EXERCISE:
Copy the records word for word. Pictures do not go in.

ENTRIES PROVIDED below:

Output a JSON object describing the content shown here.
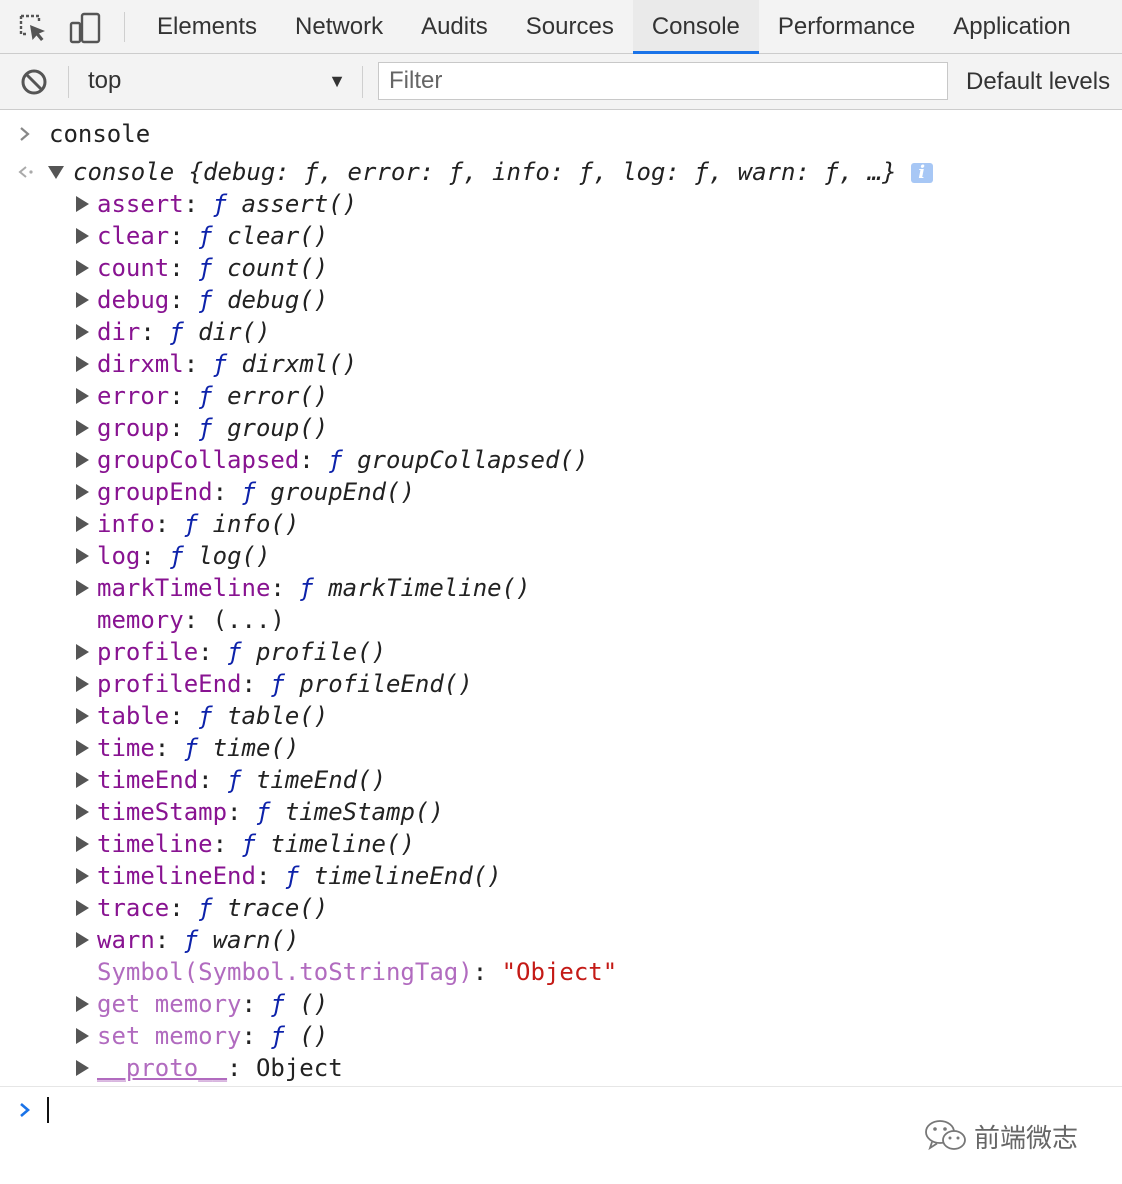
{
  "colors": {
    "tab_underline": "#1a73e8",
    "property_name": "#881391",
    "function_marker": "#0d22aa",
    "string_value": "#c41a16",
    "prompt_caret": "#1a73e8"
  },
  "tabs": [
    {
      "label": "Elements"
    },
    {
      "label": "Network"
    },
    {
      "label": "Audits"
    },
    {
      "label": "Sources"
    },
    {
      "label": "Console",
      "selected": true
    },
    {
      "label": "Performance"
    },
    {
      "label": "Application"
    }
  ],
  "toolbar": {
    "clear_icon": "block-icon",
    "context": "top",
    "filter_placeholder": "Filter",
    "levels": "Default levels"
  },
  "console": {
    "input_command": "console",
    "result_summary": {
      "name": "console",
      "preview": "{debug: ƒ, error: ƒ, info: ƒ, log: ƒ, warn: ƒ, …}"
    },
    "properties": [
      {
        "name": "assert",
        "fn": "ƒ",
        "sig": "assert()"
      },
      {
        "name": "clear",
        "fn": "ƒ",
        "sig": "clear()"
      },
      {
        "name": "count",
        "fn": "ƒ",
        "sig": "count()"
      },
      {
        "name": "debug",
        "fn": "ƒ",
        "sig": "debug()"
      },
      {
        "name": "dir",
        "fn": "ƒ",
        "sig": "dir()"
      },
      {
        "name": "dirxml",
        "fn": "ƒ",
        "sig": "dirxml()"
      },
      {
        "name": "error",
        "fn": "ƒ",
        "sig": "error()"
      },
      {
        "name": "group",
        "fn": "ƒ",
        "sig": "group()"
      },
      {
        "name": "groupCollapsed",
        "fn": "ƒ",
        "sig": "groupCollapsed()"
      },
      {
        "name": "groupEnd",
        "fn": "ƒ",
        "sig": "groupEnd()"
      },
      {
        "name": "info",
        "fn": "ƒ",
        "sig": "info()"
      },
      {
        "name": "log",
        "fn": "ƒ",
        "sig": "log()"
      },
      {
        "name": "markTimeline",
        "fn": "ƒ",
        "sig": "markTimeline()"
      },
      {
        "name": "memory",
        "value": "(...)",
        "no_toggle": true
      },
      {
        "name": "profile",
        "fn": "ƒ",
        "sig": "profile()"
      },
      {
        "name": "profileEnd",
        "fn": "ƒ",
        "sig": "profileEnd()"
      },
      {
        "name": "table",
        "fn": "ƒ",
        "sig": "table()"
      },
      {
        "name": "time",
        "fn": "ƒ",
        "sig": "time()"
      },
      {
        "name": "timeEnd",
        "fn": "ƒ",
        "sig": "timeEnd()"
      },
      {
        "name": "timeStamp",
        "fn": "ƒ",
        "sig": "timeStamp()"
      },
      {
        "name": "timeline",
        "fn": "ƒ",
        "sig": "timeline()"
      },
      {
        "name": "timelineEnd",
        "fn": "ƒ",
        "sig": "timelineEnd()"
      },
      {
        "name": "trace",
        "fn": "ƒ",
        "sig": "trace()"
      },
      {
        "name": "warn",
        "fn": "ƒ",
        "sig": "warn()"
      },
      {
        "name": "Symbol(Symbol.toStringTag)",
        "string": "\"Object\"",
        "no_toggle": true,
        "dim": true
      },
      {
        "name": "get memory",
        "fn": "ƒ",
        "sig": "()",
        "dim": true
      },
      {
        "name": "set memory",
        "fn": "ƒ",
        "sig": "()",
        "dim": true
      },
      {
        "name": "__proto__",
        "value": "Object",
        "dim": true,
        "underline": true
      }
    ]
  },
  "watermark": {
    "text": "前端微志",
    "icon": "wechat-icon"
  }
}
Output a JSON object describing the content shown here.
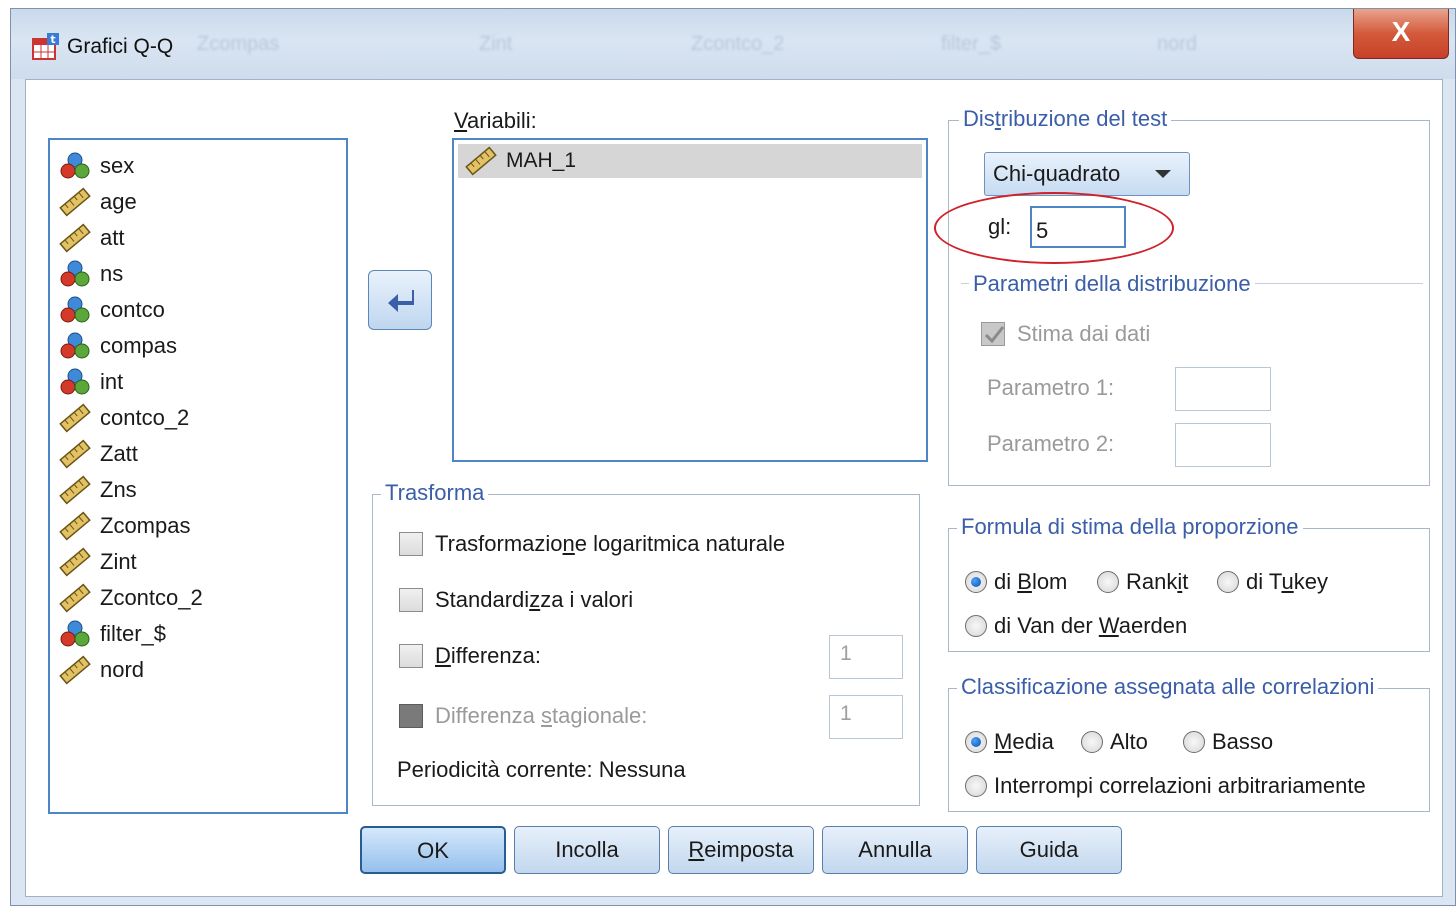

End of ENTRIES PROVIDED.

SOLUTION:
Output a JSON object describing the content shown here.
{
  "colors": {
    "tab_underline": "#1a73e8",
    "property_name": "#881391",
    "function_marker": "#0d22aa",
    "string_value": "#c41a16",
    "prompt_caret": "#1a73e8"
  },
  "tabs": [
    {
      "label": "Elements"
    },
    {
      "label": "Network"
    },
    {
      "label": "Audits"
    },
    {
      "label": "Sources"
    },
    {
      "label": "Console",
      "selected": true
    },
    {
      "label": "Performance"
    },
    {
      "label": "Application"
    }
  ],
  "toolbar": {
    "clear_icon": "block-icon",
    "context": "top",
    "filter_placeholder": "Filter",
    "levels": "Default levels"
  },
  "console": {
    "input_command": "console",
    "result_summary": {
      "name": "console",
      "preview": "{debug: ƒ, error: ƒ, info: ƒ, log: ƒ, warn: ƒ, …}"
    },
    "properties": [
      {
        "name": "assert",
        "fn": "ƒ",
        "sig": "assert()"
      },
      {
        "name": "clear",
        "fn": "ƒ",
        "sig": "clear()"
      },
      {
        "name": "count",
        "fn": "ƒ",
        "sig": "count()"
      },
      {
        "name": "debug",
        "fn": "ƒ",
        "sig": "debug()"
      },
      {
        "name": "dir",
        "fn": "ƒ",
        "sig": "dir()"
      },
      {
        "name": "dirxml",
        "fn": "ƒ",
        "sig": "dirxml()"
      },
      {
        "name": "error",
        "fn": "ƒ",
        "sig": "error()"
      },
      {
        "name": "group",
        "fn": "ƒ",
        "sig": "group()"
      },
      {
        "name": "groupCollapsed",
        "fn": "ƒ",
        "sig": "groupCollapsed()"
      },
      {
        "name": "groupEnd",
        "fn": "ƒ",
        "sig": "groupEnd()"
      },
      {
        "name": "info",
        "fn": "ƒ",
        "sig": "info()"
      },
      {
        "name": "log",
        "fn": "ƒ",
        "sig": "log()"
      },
      {
        "name": "markTimeline",
        "fn": "ƒ",
        "sig": "markTimeline()"
      },
      {
        "name": "memory",
        "value": "(...)",
        "no_toggle": true
      },
      {
        "name": "profile",
        "fn": "ƒ",
        "sig": "profile()"
      },
      {
        "name": "profileEnd",
        "fn": "ƒ",
        "sig": "profileEnd()"
      },
      {
        "name": "table",
        "fn": "ƒ",
        "sig": "table()"
      },
      {
        "name": "time",
        "fn": "ƒ",
        "sig": "time()"
      },
      {
        "name": "timeEnd",
        "fn": "ƒ",
        "sig": "timeEnd()"
      },
      {
        "name": "timeStamp",
        "fn": "ƒ",
        "sig": "timeStamp()"
      },
      {
        "name": "timeline",
        "fn": "ƒ",
        "sig": "timeline()"
      },
      {
        "name": "timelineEnd",
        "fn": "ƒ",
        "sig": "timelineEnd()"
      },
      {
        "name": "trace",
        "fn": "ƒ",
        "sig": "trace()"
      },
      {
        "name": "warn",
        "fn": "ƒ",
        "sig": "warn()"
      },
      {
        "name": "Symbol(Symbol.toStringTag)",
        "string": "\"Object\"",
        "no_toggle": true,
        "dim": true
      },
      {
        "name": "get memory",
        "fn": "ƒ",
        "sig": "()",
        "dim": true
      },
      {
        "name": "set memory",
        "fn": "ƒ",
        "sig": "()",
        "dim": true
      },
      {
        "name": "__proto__",
        "value": "Object",
        "dim": true,
        "underline": true
      }
    ]
  },
  "watermark": {
    "text": "前端微志",
    "icon": "wechat-icon"
  }
}
Output a JSON object describing the content shown here.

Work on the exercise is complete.